Nearly everything about this biopic (which was created in collaboration with its subject, Bocelli) feels scrubbed clean. The opening scene, in which an Italian father abandons his work when he learns that his son has been born and then runs through the farm yelling, "A son! A son!" would seem laughably stereotypical if Bocelli hadn't signed off on the whole thing. The Music of Silence has a compelling story at its center: A boy with failing eyesight, later completely blind, goes on to become one of the world's most popular opera singers. But the film, directed by Michael Radford, meanders from vignette to vignette, never building momentum or really making us feel Bocelli's struggle. If the film is to be believed, Bocelli (here called "Amos" and with a different last name, for reasons that are never explained) was so discouraged by his voice change at puberty that he gave up on his dream -- he never sought lessons or worked in any way to develop his gift until much later. But his portrait lacks personality. There's no attempt to put us inside his fading vision. We don't have a handle on who he really is, what drives him, or how he interacted with others. This is surprising, because Radford has made some fine films, including the gorgeous Il Postino and the sadly underrated 1984. The Music of Silence, by contrast, has no discernible style. Its best moments are in Bocelli/Amos' family's unwavering support of him, as when his uncle throws a drink in a critic's face or when another relative pointedly slow-claps at a rival's performance. Squabbling brothers punching each other -- hard -- in the arm are welcome windows into characters' humanity, which are too few and far between in this film.

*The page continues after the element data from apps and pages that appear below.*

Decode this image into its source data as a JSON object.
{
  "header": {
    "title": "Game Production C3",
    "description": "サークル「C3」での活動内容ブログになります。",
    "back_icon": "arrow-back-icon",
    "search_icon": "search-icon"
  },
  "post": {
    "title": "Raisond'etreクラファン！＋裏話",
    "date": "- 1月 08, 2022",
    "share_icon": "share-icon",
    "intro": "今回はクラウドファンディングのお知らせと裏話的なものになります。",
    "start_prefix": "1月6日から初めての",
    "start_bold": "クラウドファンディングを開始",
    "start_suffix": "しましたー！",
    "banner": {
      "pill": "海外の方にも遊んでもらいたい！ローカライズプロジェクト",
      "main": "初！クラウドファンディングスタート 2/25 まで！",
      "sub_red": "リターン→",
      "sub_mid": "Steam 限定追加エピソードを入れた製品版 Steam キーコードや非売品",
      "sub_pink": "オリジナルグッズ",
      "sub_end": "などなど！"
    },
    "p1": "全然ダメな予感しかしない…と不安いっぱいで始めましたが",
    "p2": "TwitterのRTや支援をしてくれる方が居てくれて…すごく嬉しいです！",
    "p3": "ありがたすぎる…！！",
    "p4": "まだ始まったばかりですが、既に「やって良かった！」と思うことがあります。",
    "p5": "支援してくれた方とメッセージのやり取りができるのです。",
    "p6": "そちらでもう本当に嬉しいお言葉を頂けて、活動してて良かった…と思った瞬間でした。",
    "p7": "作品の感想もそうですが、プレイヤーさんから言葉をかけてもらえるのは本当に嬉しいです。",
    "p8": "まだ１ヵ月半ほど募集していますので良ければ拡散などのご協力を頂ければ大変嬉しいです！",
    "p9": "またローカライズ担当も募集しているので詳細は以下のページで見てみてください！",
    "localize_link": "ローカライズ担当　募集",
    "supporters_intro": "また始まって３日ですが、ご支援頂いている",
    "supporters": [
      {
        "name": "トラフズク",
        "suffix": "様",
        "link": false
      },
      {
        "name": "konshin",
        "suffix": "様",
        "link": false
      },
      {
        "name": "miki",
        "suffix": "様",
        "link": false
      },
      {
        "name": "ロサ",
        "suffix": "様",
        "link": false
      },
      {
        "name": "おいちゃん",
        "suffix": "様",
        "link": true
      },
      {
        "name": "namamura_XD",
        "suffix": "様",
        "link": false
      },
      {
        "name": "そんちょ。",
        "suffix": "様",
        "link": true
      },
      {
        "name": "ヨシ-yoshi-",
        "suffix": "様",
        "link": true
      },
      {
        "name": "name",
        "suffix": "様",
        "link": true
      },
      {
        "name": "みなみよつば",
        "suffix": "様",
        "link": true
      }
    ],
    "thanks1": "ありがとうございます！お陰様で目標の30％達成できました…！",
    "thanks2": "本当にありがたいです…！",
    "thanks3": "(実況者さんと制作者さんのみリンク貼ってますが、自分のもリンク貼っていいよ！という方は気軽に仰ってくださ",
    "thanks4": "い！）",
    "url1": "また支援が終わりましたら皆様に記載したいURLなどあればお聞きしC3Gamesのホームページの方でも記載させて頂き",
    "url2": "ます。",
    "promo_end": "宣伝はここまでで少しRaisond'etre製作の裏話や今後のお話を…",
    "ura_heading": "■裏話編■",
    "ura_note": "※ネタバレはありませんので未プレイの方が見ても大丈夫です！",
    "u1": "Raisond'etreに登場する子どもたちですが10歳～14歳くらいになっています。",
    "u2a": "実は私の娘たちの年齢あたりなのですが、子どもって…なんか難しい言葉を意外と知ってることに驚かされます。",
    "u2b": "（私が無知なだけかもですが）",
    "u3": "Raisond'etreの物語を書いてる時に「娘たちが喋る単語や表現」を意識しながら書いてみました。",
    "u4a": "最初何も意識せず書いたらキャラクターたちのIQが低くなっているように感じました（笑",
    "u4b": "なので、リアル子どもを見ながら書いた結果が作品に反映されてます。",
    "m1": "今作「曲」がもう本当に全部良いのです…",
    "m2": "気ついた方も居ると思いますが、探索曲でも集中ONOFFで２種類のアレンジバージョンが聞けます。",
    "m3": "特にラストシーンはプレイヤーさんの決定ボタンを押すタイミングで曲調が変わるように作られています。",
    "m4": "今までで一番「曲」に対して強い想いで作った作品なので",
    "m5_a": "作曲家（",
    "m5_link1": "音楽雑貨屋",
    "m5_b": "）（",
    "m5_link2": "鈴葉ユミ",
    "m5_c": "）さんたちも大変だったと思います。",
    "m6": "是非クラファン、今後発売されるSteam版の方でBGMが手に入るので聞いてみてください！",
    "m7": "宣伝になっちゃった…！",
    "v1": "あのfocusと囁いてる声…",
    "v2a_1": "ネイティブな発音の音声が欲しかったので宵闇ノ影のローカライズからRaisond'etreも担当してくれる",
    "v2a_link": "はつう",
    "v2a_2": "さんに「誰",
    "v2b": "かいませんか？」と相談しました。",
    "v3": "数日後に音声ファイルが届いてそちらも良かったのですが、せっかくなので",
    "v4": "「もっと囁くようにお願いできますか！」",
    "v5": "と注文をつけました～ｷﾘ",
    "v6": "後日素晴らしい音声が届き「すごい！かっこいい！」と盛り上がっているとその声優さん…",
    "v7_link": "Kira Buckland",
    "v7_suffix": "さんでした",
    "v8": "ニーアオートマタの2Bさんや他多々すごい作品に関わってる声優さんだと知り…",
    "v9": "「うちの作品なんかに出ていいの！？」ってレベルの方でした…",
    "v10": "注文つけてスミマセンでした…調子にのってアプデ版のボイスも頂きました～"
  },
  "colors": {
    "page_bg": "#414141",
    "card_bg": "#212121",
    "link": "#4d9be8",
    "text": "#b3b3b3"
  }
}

The performances by Bocelli/Amos' family members are fine, especially from Ranieri as his mother and Mollà as his father. Mollà's revelation of the depth of his emotion when his character is leaving his son at a school for the blind is the film's most effective moment. But as the grown Amos, Sebastian (who played Trystane Martell on Game of Thrones) doesn't exactly drive the action. And the script doesn't help, providing Amos with little definition. Because we don't see him particularly trying to pursue his (apparent) dream of singing opera until late in the film, the exercise feels devoid of conflict -- as if Amos' own inertia was his main obstacle. Even a late appearance by Banderas as Amos' life-changing teacher doesn't significantly lift the film's energy. Bocelli fans will be sure to catch this one, but for most viewers, Music will feel aimless and too polite.